[Opening INFORMATION PROVIDED section]

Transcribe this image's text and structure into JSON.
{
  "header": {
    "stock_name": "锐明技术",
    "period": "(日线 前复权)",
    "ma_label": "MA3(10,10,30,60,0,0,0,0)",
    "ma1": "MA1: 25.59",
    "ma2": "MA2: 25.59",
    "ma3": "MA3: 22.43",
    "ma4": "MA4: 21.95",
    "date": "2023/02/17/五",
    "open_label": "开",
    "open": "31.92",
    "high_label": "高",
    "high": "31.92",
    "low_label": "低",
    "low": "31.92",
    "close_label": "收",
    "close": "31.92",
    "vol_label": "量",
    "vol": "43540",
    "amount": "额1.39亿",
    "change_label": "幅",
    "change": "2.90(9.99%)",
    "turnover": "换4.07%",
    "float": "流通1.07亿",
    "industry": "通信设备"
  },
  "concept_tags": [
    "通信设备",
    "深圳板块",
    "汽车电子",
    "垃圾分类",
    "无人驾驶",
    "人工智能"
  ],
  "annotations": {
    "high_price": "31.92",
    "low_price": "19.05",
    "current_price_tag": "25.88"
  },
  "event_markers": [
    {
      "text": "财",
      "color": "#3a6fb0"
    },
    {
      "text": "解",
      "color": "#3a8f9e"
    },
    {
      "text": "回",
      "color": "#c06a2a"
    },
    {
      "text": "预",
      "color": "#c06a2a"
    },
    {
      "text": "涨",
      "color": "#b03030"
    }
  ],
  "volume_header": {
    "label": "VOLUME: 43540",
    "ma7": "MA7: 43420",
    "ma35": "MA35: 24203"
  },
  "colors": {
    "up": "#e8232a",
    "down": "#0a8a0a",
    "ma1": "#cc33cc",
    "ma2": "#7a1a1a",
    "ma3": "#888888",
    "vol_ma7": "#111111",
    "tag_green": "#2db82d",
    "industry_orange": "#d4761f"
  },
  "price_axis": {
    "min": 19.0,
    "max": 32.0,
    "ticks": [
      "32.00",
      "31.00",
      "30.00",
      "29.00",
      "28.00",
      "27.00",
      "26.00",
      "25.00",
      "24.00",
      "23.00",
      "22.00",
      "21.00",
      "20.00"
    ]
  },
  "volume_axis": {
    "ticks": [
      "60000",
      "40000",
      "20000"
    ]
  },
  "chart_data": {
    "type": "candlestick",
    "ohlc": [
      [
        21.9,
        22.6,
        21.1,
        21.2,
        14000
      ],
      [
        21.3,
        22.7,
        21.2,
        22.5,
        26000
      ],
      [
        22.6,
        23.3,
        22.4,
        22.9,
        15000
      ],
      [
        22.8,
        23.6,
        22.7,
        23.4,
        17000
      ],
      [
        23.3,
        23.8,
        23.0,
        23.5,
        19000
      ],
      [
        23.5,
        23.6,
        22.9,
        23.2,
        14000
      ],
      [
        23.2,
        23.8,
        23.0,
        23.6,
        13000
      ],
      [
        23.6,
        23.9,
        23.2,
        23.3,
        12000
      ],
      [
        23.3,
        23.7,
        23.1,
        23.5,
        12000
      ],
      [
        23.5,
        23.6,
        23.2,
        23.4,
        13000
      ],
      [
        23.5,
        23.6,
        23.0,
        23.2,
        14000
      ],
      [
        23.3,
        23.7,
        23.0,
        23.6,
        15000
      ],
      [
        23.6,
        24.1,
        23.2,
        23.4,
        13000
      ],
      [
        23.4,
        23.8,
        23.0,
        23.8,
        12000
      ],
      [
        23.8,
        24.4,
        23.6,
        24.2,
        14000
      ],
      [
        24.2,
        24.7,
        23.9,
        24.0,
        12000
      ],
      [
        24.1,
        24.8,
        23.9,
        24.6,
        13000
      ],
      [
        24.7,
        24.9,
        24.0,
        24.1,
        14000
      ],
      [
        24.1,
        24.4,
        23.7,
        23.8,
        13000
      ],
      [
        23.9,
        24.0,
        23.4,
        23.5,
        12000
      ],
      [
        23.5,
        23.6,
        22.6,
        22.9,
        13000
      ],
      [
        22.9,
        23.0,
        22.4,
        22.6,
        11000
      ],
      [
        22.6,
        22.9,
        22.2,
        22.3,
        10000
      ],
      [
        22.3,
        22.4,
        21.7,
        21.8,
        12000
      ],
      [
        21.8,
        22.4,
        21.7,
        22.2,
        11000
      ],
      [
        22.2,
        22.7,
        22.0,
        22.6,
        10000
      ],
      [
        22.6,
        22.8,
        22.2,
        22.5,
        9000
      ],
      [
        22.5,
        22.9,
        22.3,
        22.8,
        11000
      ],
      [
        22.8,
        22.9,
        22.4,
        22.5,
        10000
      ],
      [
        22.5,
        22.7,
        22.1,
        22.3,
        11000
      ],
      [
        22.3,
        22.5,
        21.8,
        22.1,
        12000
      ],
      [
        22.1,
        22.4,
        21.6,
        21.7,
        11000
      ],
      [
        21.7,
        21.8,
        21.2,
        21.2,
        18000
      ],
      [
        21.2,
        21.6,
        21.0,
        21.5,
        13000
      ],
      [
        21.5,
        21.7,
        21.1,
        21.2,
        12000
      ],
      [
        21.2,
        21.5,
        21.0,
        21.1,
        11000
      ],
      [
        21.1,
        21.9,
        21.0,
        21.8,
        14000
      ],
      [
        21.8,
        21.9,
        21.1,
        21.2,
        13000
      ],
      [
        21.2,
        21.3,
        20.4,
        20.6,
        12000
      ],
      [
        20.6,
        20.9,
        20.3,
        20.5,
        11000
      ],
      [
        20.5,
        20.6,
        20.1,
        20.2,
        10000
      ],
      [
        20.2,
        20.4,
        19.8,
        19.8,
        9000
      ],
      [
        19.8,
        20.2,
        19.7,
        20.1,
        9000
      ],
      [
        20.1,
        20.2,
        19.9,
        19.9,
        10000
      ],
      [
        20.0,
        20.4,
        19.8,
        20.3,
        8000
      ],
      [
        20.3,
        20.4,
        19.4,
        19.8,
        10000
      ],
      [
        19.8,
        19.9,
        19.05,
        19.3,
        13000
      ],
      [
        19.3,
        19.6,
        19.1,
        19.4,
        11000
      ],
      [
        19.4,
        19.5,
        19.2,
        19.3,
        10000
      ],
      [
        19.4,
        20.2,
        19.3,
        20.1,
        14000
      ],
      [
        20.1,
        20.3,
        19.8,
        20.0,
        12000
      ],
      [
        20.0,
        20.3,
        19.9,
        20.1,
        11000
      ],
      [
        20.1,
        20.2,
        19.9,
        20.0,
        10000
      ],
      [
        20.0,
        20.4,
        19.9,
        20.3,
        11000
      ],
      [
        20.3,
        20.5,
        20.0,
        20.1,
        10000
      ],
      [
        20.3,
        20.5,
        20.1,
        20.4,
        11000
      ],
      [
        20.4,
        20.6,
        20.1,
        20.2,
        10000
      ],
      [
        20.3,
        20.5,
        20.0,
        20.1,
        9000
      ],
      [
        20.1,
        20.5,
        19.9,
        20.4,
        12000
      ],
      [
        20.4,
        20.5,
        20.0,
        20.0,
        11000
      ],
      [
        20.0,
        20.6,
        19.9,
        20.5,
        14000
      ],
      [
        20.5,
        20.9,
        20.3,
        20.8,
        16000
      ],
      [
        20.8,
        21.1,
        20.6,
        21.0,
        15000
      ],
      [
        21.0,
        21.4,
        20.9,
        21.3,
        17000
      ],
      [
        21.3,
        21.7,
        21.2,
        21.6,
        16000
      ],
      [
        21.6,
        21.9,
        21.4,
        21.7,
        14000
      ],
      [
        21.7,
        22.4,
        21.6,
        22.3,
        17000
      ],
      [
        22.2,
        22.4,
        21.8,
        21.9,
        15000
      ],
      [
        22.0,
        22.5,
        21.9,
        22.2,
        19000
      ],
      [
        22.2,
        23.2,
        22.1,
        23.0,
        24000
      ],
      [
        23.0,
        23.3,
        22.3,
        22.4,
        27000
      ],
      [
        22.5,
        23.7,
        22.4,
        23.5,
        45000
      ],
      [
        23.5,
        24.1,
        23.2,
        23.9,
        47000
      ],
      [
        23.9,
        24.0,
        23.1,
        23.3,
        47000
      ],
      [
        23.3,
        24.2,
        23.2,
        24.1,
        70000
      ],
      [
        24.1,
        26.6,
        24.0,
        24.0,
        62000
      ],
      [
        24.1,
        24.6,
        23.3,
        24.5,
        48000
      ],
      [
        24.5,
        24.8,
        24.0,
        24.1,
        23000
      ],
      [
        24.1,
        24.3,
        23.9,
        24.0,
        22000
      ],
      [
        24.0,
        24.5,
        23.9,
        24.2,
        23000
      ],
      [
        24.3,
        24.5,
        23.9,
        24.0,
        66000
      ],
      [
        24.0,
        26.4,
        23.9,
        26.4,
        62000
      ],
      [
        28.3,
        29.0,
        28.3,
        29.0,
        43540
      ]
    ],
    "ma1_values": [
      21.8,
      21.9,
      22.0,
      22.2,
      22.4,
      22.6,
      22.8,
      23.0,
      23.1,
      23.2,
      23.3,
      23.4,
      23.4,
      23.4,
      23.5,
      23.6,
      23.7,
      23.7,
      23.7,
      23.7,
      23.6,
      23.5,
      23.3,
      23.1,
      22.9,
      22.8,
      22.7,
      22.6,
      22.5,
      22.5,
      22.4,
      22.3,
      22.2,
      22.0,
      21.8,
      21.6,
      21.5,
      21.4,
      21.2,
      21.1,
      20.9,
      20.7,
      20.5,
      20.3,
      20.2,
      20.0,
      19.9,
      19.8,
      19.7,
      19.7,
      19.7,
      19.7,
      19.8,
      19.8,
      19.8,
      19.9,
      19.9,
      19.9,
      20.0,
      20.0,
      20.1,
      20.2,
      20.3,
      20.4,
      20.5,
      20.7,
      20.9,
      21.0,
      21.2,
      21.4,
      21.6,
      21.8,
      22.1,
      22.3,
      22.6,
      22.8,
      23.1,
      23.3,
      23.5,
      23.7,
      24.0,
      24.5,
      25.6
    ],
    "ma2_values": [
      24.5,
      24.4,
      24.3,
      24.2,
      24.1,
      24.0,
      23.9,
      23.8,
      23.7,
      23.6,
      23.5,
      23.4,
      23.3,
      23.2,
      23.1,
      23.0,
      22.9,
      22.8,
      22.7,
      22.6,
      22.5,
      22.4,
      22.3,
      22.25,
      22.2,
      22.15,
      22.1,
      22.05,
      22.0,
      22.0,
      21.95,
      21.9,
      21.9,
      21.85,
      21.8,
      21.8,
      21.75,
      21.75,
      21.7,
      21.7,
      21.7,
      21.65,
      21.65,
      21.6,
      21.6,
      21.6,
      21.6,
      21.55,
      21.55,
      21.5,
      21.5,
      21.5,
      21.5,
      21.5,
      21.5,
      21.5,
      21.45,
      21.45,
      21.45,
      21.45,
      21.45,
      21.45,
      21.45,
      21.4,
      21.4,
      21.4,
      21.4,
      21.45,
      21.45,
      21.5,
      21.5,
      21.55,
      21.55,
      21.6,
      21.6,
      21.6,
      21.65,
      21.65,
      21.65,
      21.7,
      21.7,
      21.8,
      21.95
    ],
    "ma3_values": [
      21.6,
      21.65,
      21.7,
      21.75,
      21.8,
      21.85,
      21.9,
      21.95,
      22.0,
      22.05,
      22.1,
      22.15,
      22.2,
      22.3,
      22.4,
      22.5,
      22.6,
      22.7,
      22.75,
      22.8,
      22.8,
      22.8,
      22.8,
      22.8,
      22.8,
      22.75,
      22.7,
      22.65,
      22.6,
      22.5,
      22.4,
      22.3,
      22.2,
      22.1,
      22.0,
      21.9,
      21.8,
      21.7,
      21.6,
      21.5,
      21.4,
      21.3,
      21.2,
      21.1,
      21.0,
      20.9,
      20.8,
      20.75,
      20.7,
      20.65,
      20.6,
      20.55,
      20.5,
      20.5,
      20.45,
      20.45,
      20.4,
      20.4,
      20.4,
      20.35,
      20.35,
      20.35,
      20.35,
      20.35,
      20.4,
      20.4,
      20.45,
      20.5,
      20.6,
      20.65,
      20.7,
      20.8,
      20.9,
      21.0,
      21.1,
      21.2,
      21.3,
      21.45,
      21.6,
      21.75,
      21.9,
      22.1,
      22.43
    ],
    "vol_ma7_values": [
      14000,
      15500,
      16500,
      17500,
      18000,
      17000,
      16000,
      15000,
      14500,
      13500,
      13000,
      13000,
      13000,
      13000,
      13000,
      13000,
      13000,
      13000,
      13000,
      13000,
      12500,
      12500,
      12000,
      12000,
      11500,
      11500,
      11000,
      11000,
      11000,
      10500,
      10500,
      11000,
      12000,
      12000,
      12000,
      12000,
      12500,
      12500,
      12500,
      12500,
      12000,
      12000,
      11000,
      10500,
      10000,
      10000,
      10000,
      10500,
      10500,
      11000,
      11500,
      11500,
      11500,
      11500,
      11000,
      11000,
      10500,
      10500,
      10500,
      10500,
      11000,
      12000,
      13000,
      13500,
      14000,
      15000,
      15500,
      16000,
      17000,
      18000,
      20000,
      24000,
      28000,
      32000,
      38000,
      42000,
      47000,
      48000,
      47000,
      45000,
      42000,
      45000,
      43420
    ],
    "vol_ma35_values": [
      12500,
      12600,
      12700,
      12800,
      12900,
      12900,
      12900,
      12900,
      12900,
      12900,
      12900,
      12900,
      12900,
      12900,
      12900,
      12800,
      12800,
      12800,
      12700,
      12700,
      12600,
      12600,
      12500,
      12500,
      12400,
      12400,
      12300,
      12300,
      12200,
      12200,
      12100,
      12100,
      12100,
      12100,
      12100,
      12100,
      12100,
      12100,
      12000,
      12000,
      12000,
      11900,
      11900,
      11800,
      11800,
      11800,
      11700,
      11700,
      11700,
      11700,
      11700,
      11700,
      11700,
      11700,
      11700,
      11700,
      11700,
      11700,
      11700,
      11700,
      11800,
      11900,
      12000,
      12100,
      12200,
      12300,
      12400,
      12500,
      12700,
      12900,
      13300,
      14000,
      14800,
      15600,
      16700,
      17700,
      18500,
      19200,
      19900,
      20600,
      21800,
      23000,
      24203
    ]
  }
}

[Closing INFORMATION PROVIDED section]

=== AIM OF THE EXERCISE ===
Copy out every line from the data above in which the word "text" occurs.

=== EXERCISE ANSWER ===
Transcribe this image's text and structure into JSON.
      "text": "财",
      "text": "解",
      "text": "回",
      "text": "预",
      "text": "涨",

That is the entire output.